This article by Gordon Haff provides some interesting insights into Intel's thinking around software parallelization. At Pervasive, we talk about the trade-off of using Java to build a framework like DataRush versus a "lower level" programming language (i.e. closer to the metal). I think this quote sums it up nicely:
Reinders began by noting that developers fall into roughly two groups when it comes to parallel programming: those who are still concerned about ultimate performance even in a parallel world and those who are just looking for a way to deal with it at all.
Reinders goes on to say:
And we need to be a little more relaxed about the performance. The people who start asking me about efficiency in every last cycle used and such--I characterize them as people we need to talk to more about our high-performance computing-oriented tools that give you full control. And other people are "I don't even know how to approach parallelism." I think there is a different set of ways to talk about the problem.

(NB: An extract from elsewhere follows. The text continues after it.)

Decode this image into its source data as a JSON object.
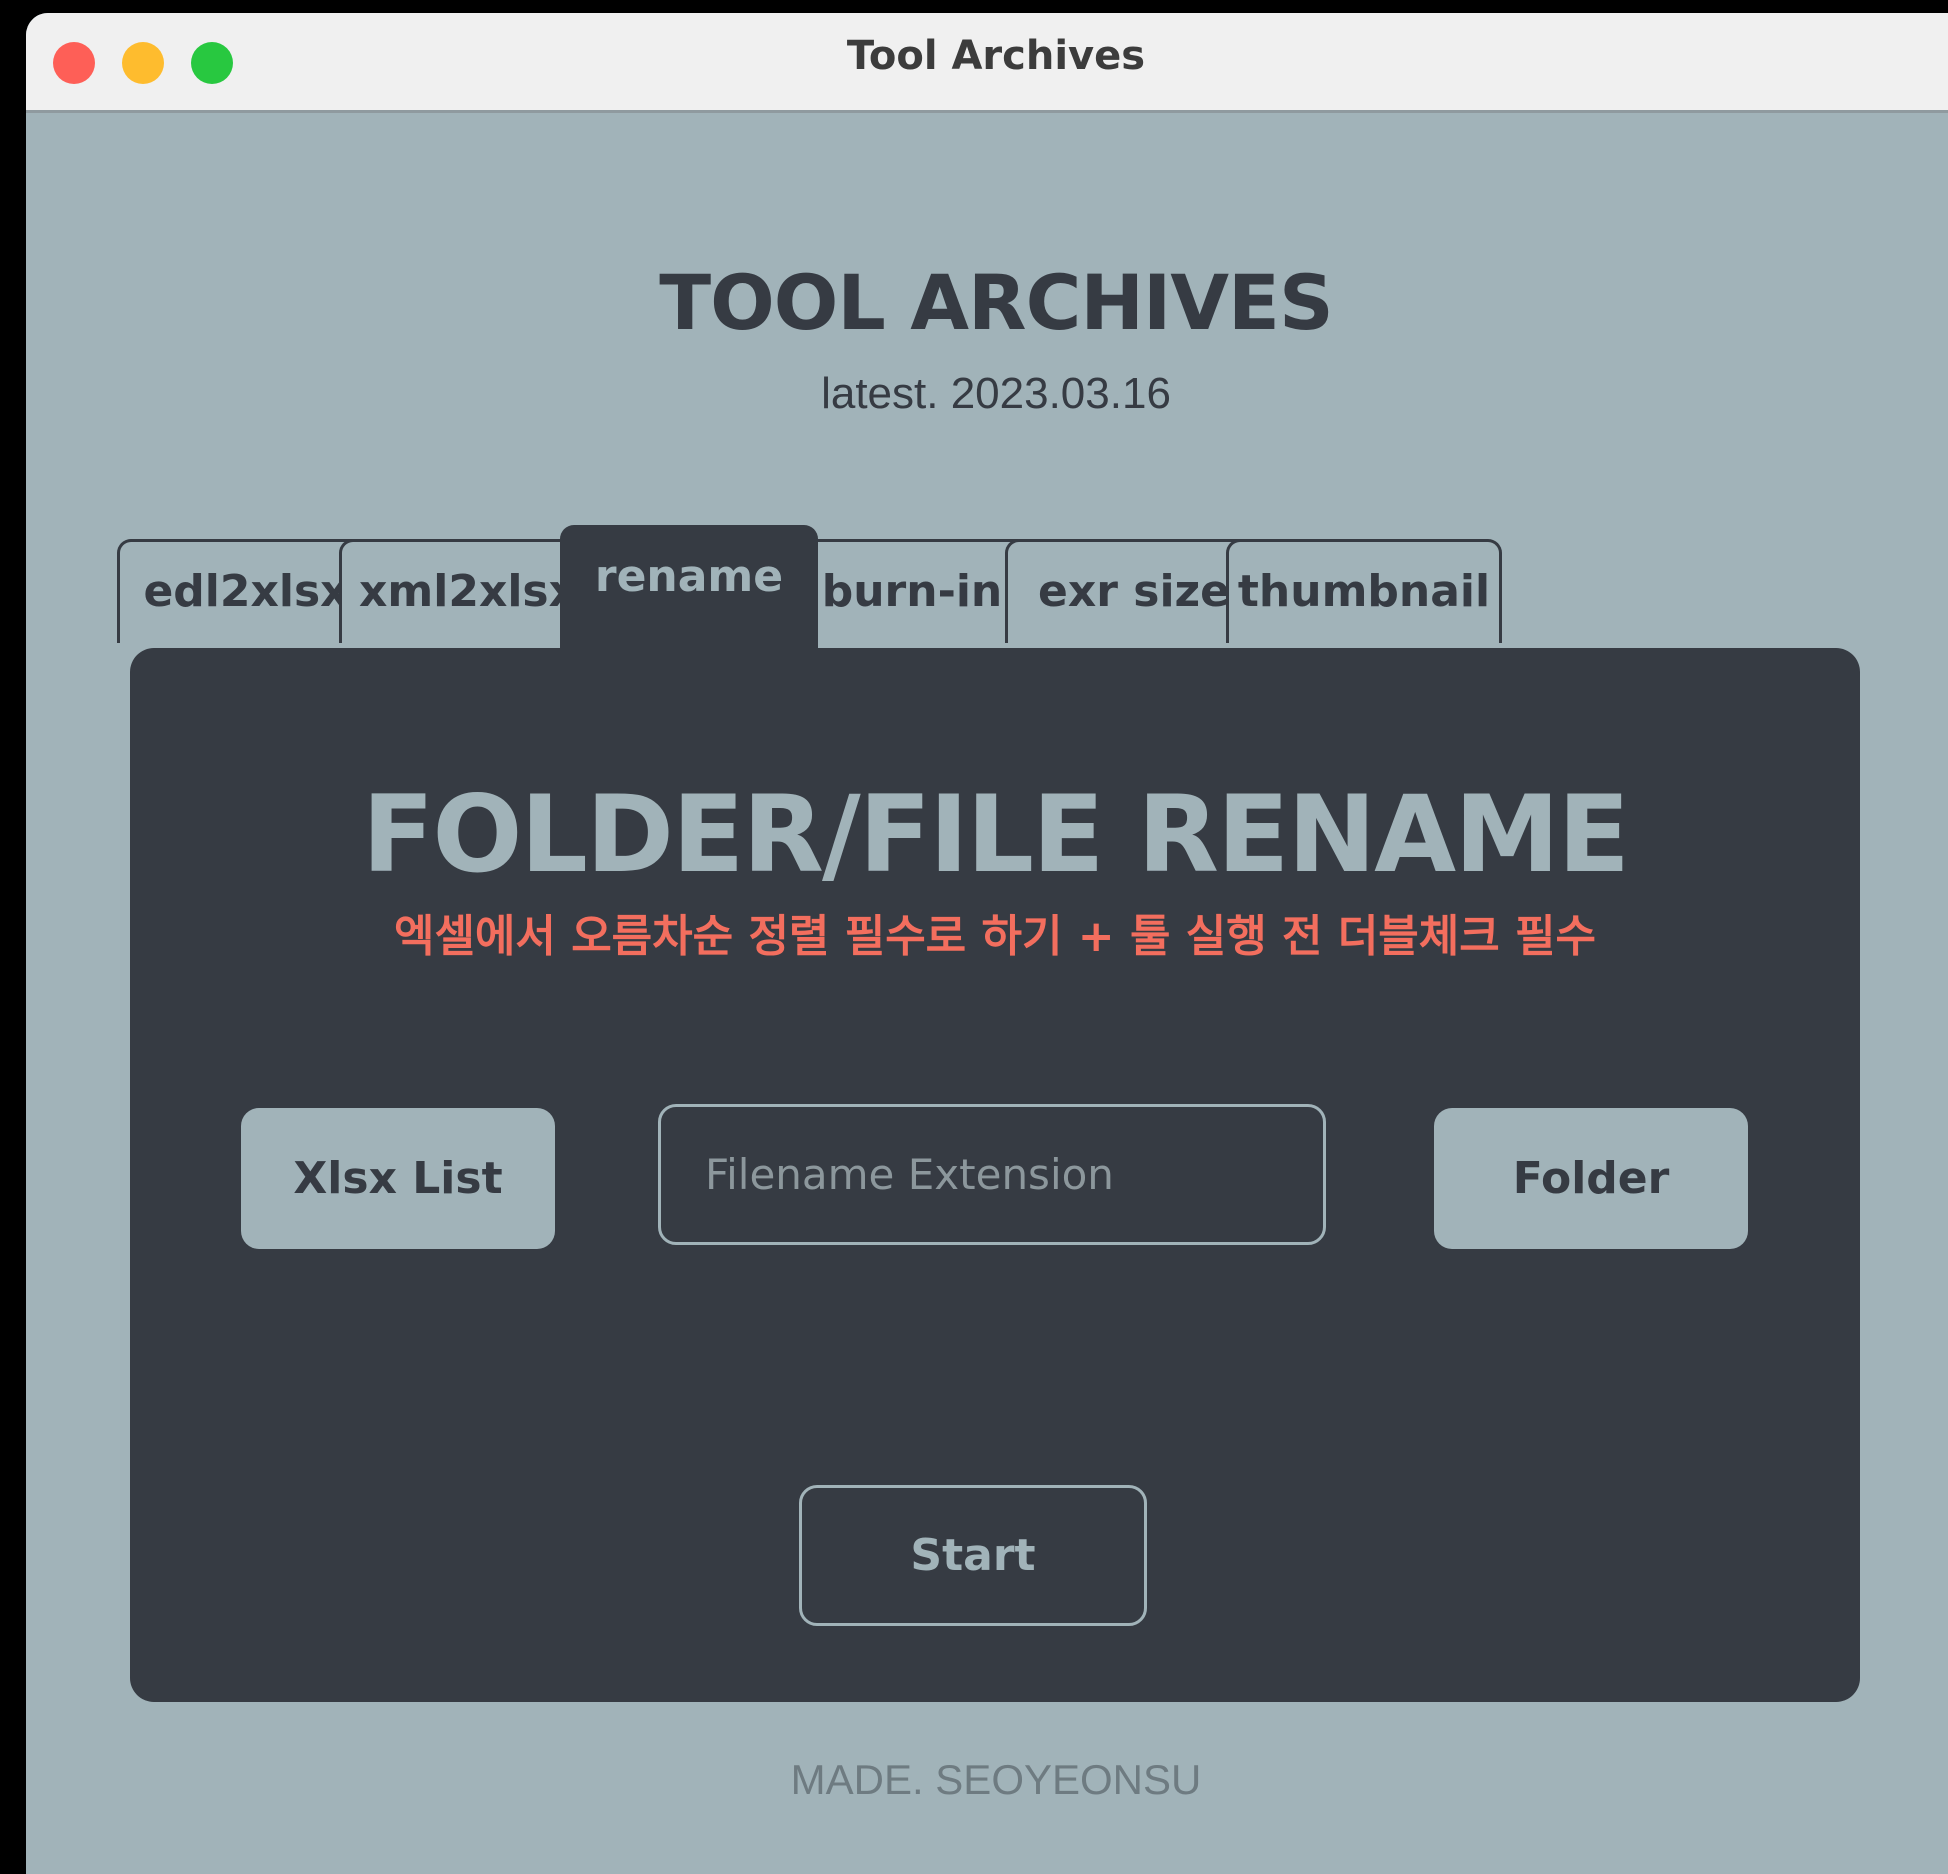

The High Performance Computing (HPC) world falls into that first camp. They will always be looking to obtain every last ounce of performance they can squeeze from a machine. That can incur the cost of ease of programming, debugging and profiling. The HPC community is relatively small compared to the huge number of developers using languages like Java that are not MPI/OpenMP experts.

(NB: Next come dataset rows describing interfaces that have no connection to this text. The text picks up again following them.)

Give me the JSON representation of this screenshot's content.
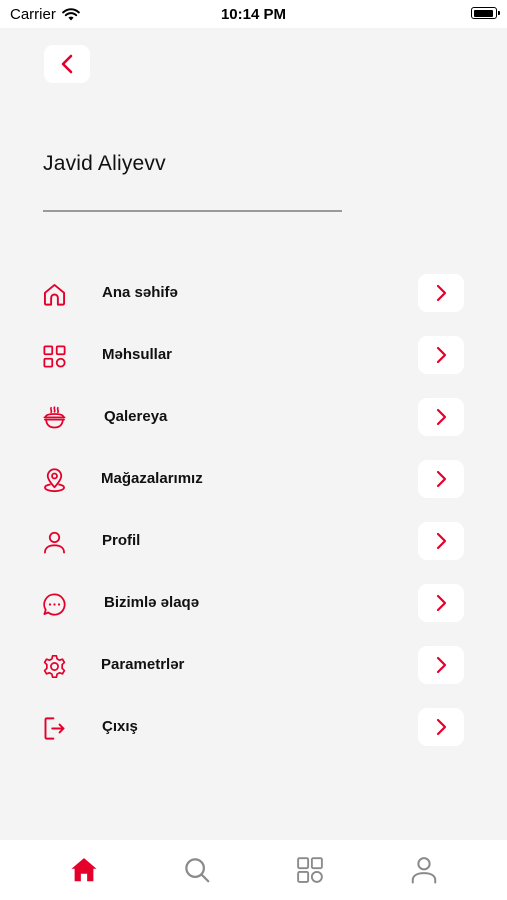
{
  "status_bar": {
    "carrier": "Carrier",
    "time": "10:14 PM",
    "battery_level": 0.95
  },
  "header": {
    "back_icon": "chevron-left-icon"
  },
  "profile": {
    "name": "Javid Aliyevv"
  },
  "menu": {
    "items": [
      {
        "label": "Ana səhifə",
        "icon": "home-icon"
      },
      {
        "label": "Məhsullar",
        "icon": "grid-icon"
      },
      {
        "label": "Qalereya",
        "icon": "food-bowl-icon"
      },
      {
        "label": "Mağazalarımız",
        "icon": "location-pin-icon"
      },
      {
        "label": "Profil",
        "icon": "user-icon"
      },
      {
        "label": "Bizimlə əlaqə",
        "icon": "chat-bubble-icon"
      },
      {
        "label": "Parametrlər",
        "icon": "gear-icon"
      },
      {
        "label": "Çıxış",
        "icon": "logout-icon"
      }
    ]
  },
  "tab_bar": {
    "tabs": [
      {
        "icon": "home-icon",
        "active": true
      },
      {
        "icon": "search-icon",
        "active": false
      },
      {
        "icon": "grid-icon",
        "active": false
      },
      {
        "icon": "user-icon",
        "active": false
      }
    ]
  },
  "colors": {
    "accent": "#e4002b",
    "inactive": "#8a8a8a",
    "background": "#f4f4f4"
  }
}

Pervasive DataRush is targeted at the business developer with large sets of data to profile, process, clean, analyze, and mine. They need to focus on their target problem and not waste time worrying about threading, synchronization, race conditions and so on. We need a programming paradigm change. DataRush, using a dataflow architecture, is moving in that direction in the domain of data-intensive (data parallel) applications.

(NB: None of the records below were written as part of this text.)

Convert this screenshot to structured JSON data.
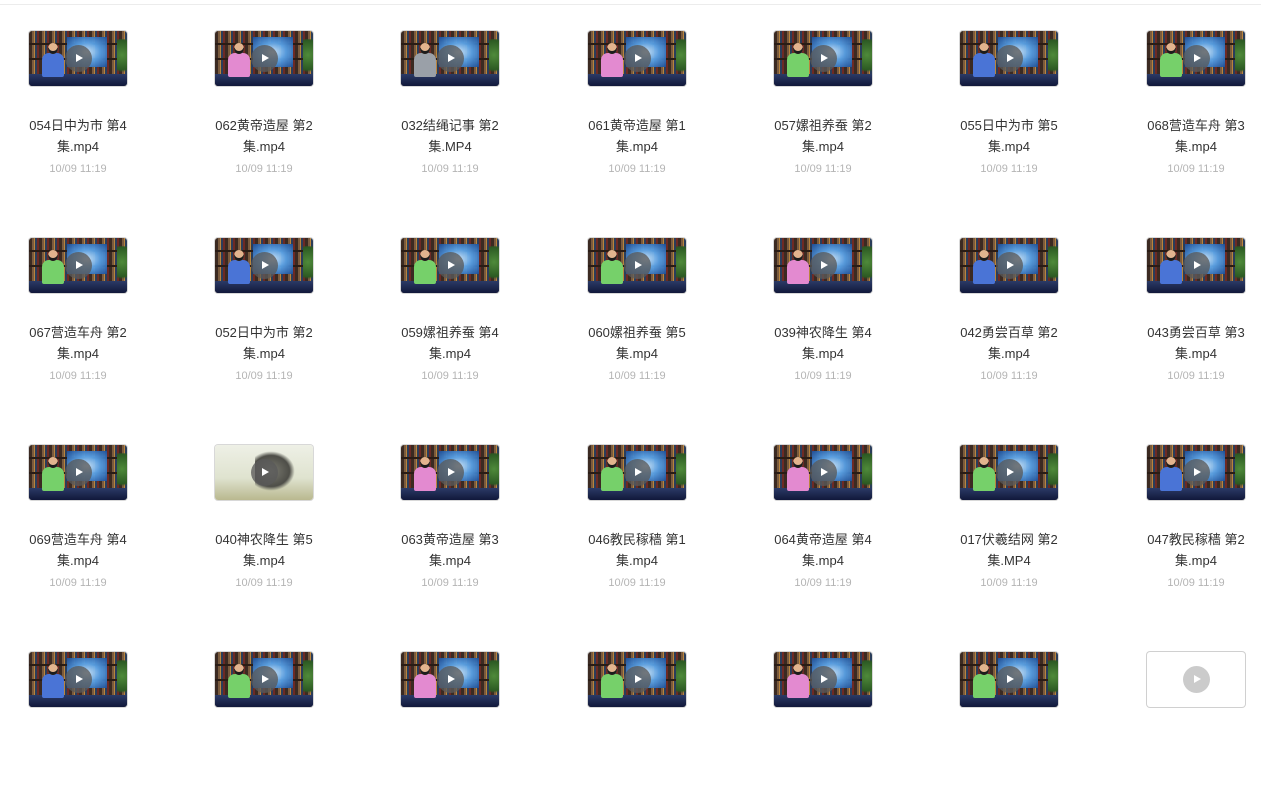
{
  "files": [
    {
      "line1": "054日中为市 第4",
      "line2": "集.mp4",
      "date": "10/09 11:19",
      "shirt": "#4a74d6",
      "thumb": "studio"
    },
    {
      "line1": "062黄帝造屋 第2",
      "line2": "集.mp4",
      "date": "10/09 11:19",
      "shirt": "#e38ad0",
      "thumb": "studio"
    },
    {
      "line1": "032结绳记事 第2",
      "line2": "集.MP4",
      "date": "10/09 11:19",
      "shirt": "#9aa0a8",
      "thumb": "studio"
    },
    {
      "line1": "061黄帝造屋 第1",
      "line2": "集.mp4",
      "date": "10/09 11:19",
      "shirt": "#e38ad0",
      "thumb": "studio"
    },
    {
      "line1": "057嫘祖养蚕 第2",
      "line2": "集.mp4",
      "date": "10/09 11:19",
      "shirt": "#76d06a",
      "thumb": "studio"
    },
    {
      "line1": "055日中为市 第5",
      "line2": "集.mp4",
      "date": "10/09 11:19",
      "shirt": "#4a74d6",
      "thumb": "studio"
    },
    {
      "line1": "068营造车舟 第3",
      "line2": "集.mp4",
      "date": "10/09 11:19",
      "shirt": "#76d06a",
      "thumb": "studio"
    },
    {
      "line1": "067营造车舟 第2",
      "line2": "集.mp4",
      "date": "10/09 11:19",
      "shirt": "#76d06a",
      "thumb": "studio"
    },
    {
      "line1": "052日中为市 第2",
      "line2": "集.mp4",
      "date": "10/09 11:19",
      "shirt": "#4a74d6",
      "thumb": "studio"
    },
    {
      "line1": "059嫘祖养蚕 第4",
      "line2": "集.mp4",
      "date": "10/09 11:19",
      "shirt": "#76d06a",
      "thumb": "studio"
    },
    {
      "line1": "060嫘祖养蚕 第5",
      "line2": "集.mp4",
      "date": "10/09 11:19",
      "shirt": "#76d06a",
      "thumb": "studio"
    },
    {
      "line1": "039神农降生 第4",
      "line2": "集.mp4",
      "date": "10/09 11:19",
      "shirt": "#e38ad0",
      "thumb": "studio"
    },
    {
      "line1": "042勇尝百草 第2",
      "line2": "集.mp4",
      "date": "10/09 11:19",
      "shirt": "#4a74d6",
      "thumb": "studio"
    },
    {
      "line1": "043勇尝百草 第3",
      "line2": "集.mp4",
      "date": "10/09 11:19",
      "shirt": "#4a74d6",
      "thumb": "studio"
    },
    {
      "line1": "069营造车舟 第4",
      "line2": "集.mp4",
      "date": "10/09 11:19",
      "shirt": "#76d06a",
      "thumb": "studio"
    },
    {
      "line1": "040神农降生 第5",
      "line2": "集.mp4",
      "date": "10/09 11:19",
      "shirt": "#cccccc",
      "thumb": "sketch"
    },
    {
      "line1": "063黄帝造屋 第3",
      "line2": "集.mp4",
      "date": "10/09 11:19",
      "shirt": "#e38ad0",
      "thumb": "studio"
    },
    {
      "line1": "046教民稼穑 第1",
      "line2": "集.mp4",
      "date": "10/09 11:19",
      "shirt": "#76d06a",
      "thumb": "studio"
    },
    {
      "line1": "064黄帝造屋 第4",
      "line2": "集.mp4",
      "date": "10/09 11:19",
      "shirt": "#e38ad0",
      "thumb": "studio"
    },
    {
      "line1": "017伏羲结网 第2",
      "line2": "集.MP4",
      "date": "10/09 11:19",
      "shirt": "#76d06a",
      "thumb": "studio"
    },
    {
      "line1": "047教民稼穑 第2",
      "line2": "集.mp4",
      "date": "10/09 11:19",
      "shirt": "#4a74d6",
      "thumb": "studio"
    },
    {
      "line1": "",
      "line2": "",
      "date": "",
      "shirt": "#4a74d6",
      "thumb": "studio"
    },
    {
      "line1": "",
      "line2": "",
      "date": "",
      "shirt": "#76d06a",
      "thumb": "studio"
    },
    {
      "line1": "",
      "line2": "",
      "date": "",
      "shirt": "#e38ad0",
      "thumb": "studio"
    },
    {
      "line1": "",
      "line2": "",
      "date": "",
      "shirt": "#76d06a",
      "thumb": "studio"
    },
    {
      "line1": "",
      "line2": "",
      "date": "",
      "shirt": "#e38ad0",
      "thumb": "studio"
    },
    {
      "line1": "",
      "line2": "",
      "date": "",
      "shirt": "#76d06a",
      "thumb": "studio"
    },
    {
      "line1": "",
      "line2": "",
      "date": "",
      "shirt": "#ffffff",
      "thumb": "blank"
    }
  ],
  "icons": {
    "play": "play-circle-icon"
  }
}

But aren't we leaving behind performance by using Java? Could we squeeze another 5% of performance by using C or C++? Maybe, maybe not: that's an argument for another day. Either way, I'm willing to make that concession. Another way of looking at it is this: what about all of the performance we are enabling developers to gain that wouldn't do so otherwise? By making parallel programming easier and more accessible, especially data parallelism, we can affect a large part of the business computing market. Data analysis and data mining are areas that are experiencing heavy growth today. DataRush makes building analytics that are parallel easy, enabling big performance gains without a huge development cost. Not a bad trade-off.